Archive - Mar 2007
Even McCain has been promoting a rosier view of conditions in Iraq. If only it were true. From an article of the same title by Joshua Partlow in the Washington Post:
A day after twin truck bombings laid waste to predominantly Shiite neighborhoods in the northern Iraqi city of Tall Afar, marauding Shiite gunmen and police executed dozens of Sunnis in retaliatory attacks that many Iraqis feared might precipitate a resurgence of open sectarian warfare.
The killings took place in a city once cited by President Bush as a sign of the U.S. military's success in pacifying the insurgency. Bush said in a speech almost exactly a year ago that the "example of Tall Afar gives me confidence in our strategy."

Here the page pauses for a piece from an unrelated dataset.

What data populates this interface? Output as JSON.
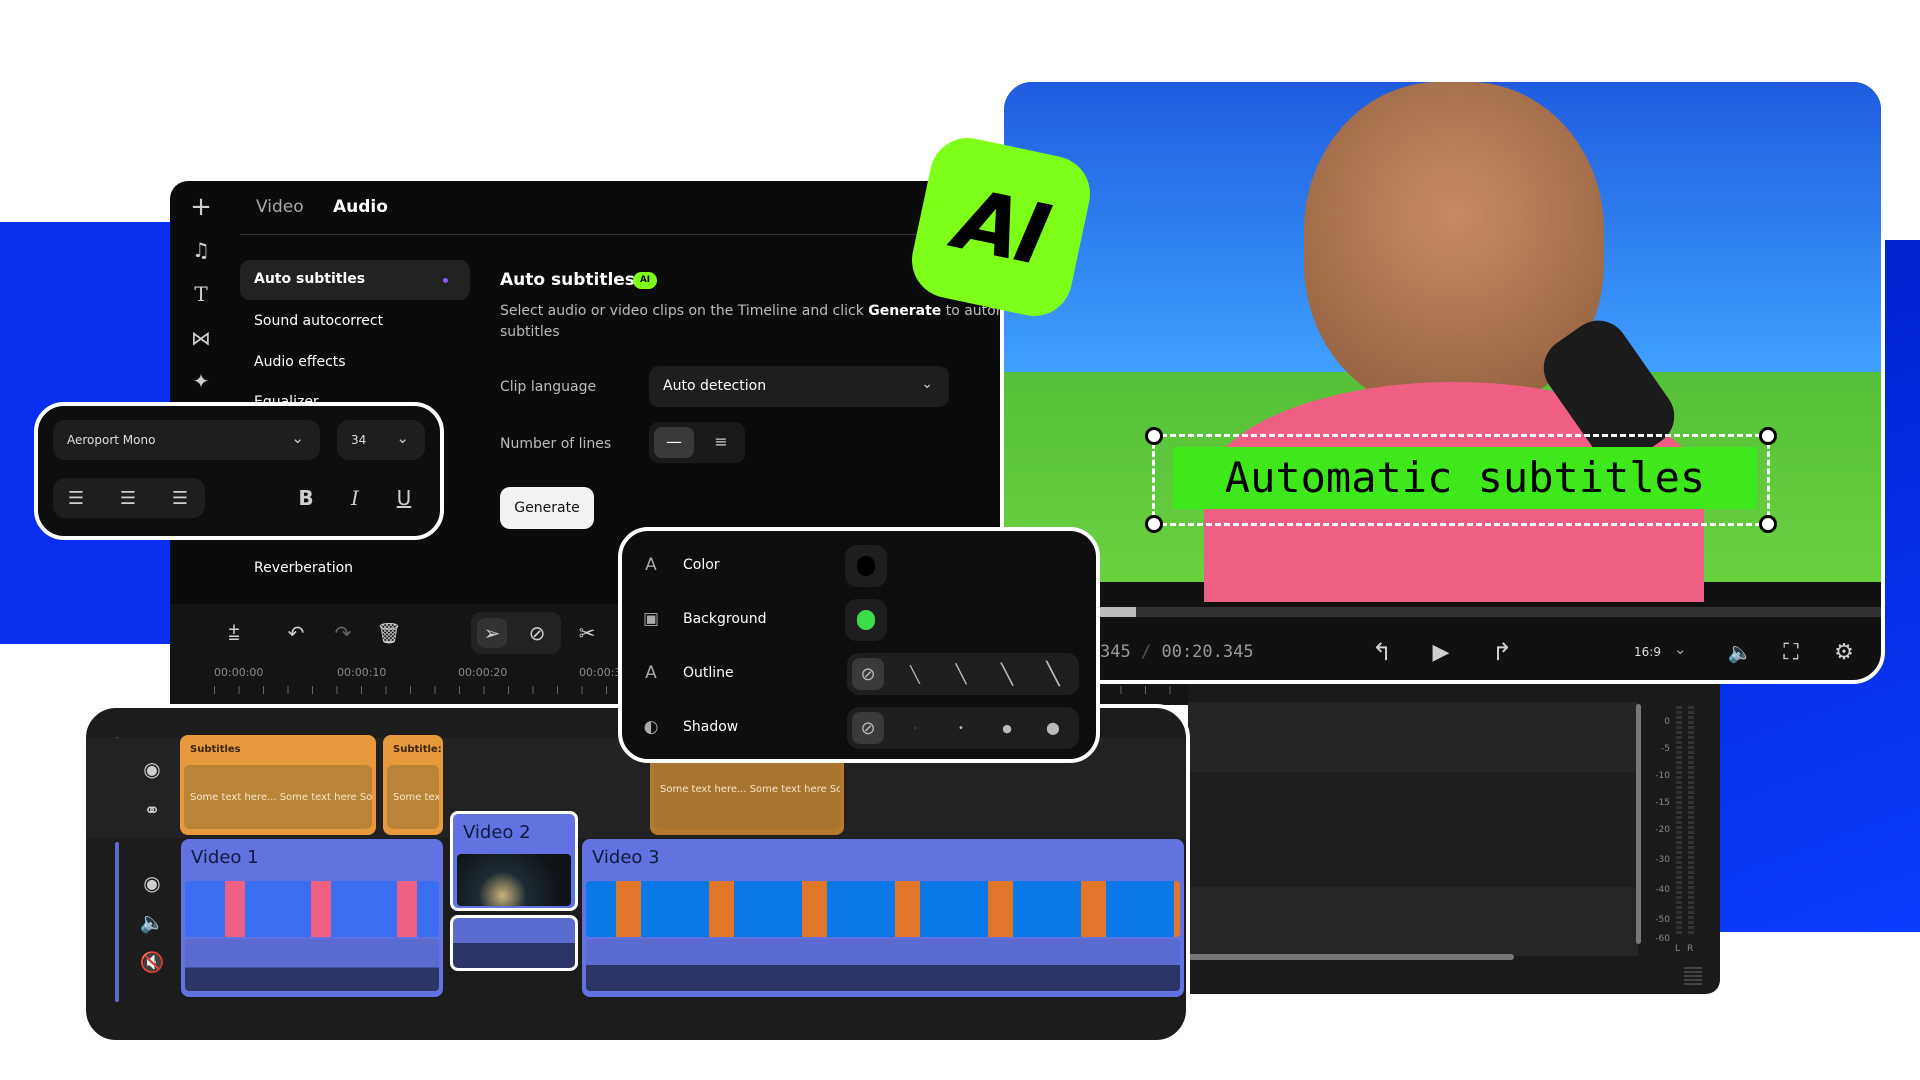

But parts of the city reverted to chaos and carnage Wednesday as gunmen went door to door assassinating as many as 60 people in revenge for the previous day's truck bombings, Iraqi military and government officials said. The attack was startling for several reasons, including the alleged participation of police officers in the killings and the implication that the six-week-old Baghdad security plan might be allowing violence to metastasize outside the capital.
But perhaps most ominous was the resurgence of reprisal killing at a time when U.S. and Iraqi officials have noted optimistically that Shiites have responded with restraint to recent insurgent bombings. The violence in Tall Afar follows Shiite reprisal attacks on three Sunni mosques south of Baghdad on Sunday, and it suggested to some Iraqi officials that Shiites are losing patience with government security forces.
I've been down on Dobson for a while now (link), but his latest comments judging whether Fred Thompson is a real Christian or not seem to be a new low. I know many people look to Dobson as a leader among Christian evangelicals, but to me his credibility is gone. From an article by Dan Gilgoff in US News and World Report:
Focus on the Family founder James Dobson appeared to throw cold water on a possible presidential bid by former Sen. Fred Thompson while praising former House Speaker Newt Gingrich, who is also weighing a presidential run, in a phone interview Tuesday.
"Everyone knows he's conservative and has come out strongly for the things that the pro-family movement stands for," Dobson said of Thompson. "[But] I don't think he's a Christian; at least that's my impression," Dobson added, saying that such an impression would make it difficult for Thompson to connect with the Republican Party's conservative Christian base and win the GOP nomination.
Mark Corallo, a spokesman for Thompson, took issue with Dobson's characterization of the former Tennessee senator. "Thompson is indeed a Christian," he said. "He was baptized into the Church of Christ."
In a follow-up phone conversation, Focus on the Family spokesman Gary Schneeberger stood by Dobson's claim. He said that, while Dobson didn't believe Thompson to be a member of a non-Christian faith, Dobson nevertheless "has never known Thompson to be a committed Christianâ€”someone who talks openly about his faith."
I've had a little trouble during this past week. Last weekend while I was cleaning out our basement, I came across a burned cd "slideshow" of one of Elliot's pre-school classes. Seeing the cd reminded me of Elliot at pre-school, his pre-school graduation, etc. For some reason that stopped me in my tracks and made me extremely sentimental about my two little boys...like I want to take a 15-year break from work and spend every minute that I possibly can with these two kids.
Tonight I watched the first episode of Acceptable TV on VH1. From the Wikipedia entry:
Acceptable.TV is a television program from the makers of Channel 101, which first aired on VH1 on March 23rd, 2007. Each 30-minute episode consists of five 2.5 minute mini-shows created by the Acceptable.TV team, and one submitted by a viewer. After each episode, viewers can go online and vote for their two favorites. The two that receive the most votes will be continued in the following episode, and the remaining three will be canceled and replaced by new mini-shows.
Only one of the skits was acceptable to me, the obviously high-brow "Who Farted."
I had the unique experience this week of two different strangers telling me what I look like.
First, as I walked down the aisle in the grocery store, a lady who obviously needed some information asked me if I worked there. I said, "Nope." She said, "Well, you look like you do."
Then, at the post office I asked to buy a book of stamps. The clerk said, "You look like a flag kind of guy. Is that the kind you want?" I said, "Sure, that's fine."
Yep, that's me, your flag-stamp-loving Kroger-employee wannabe.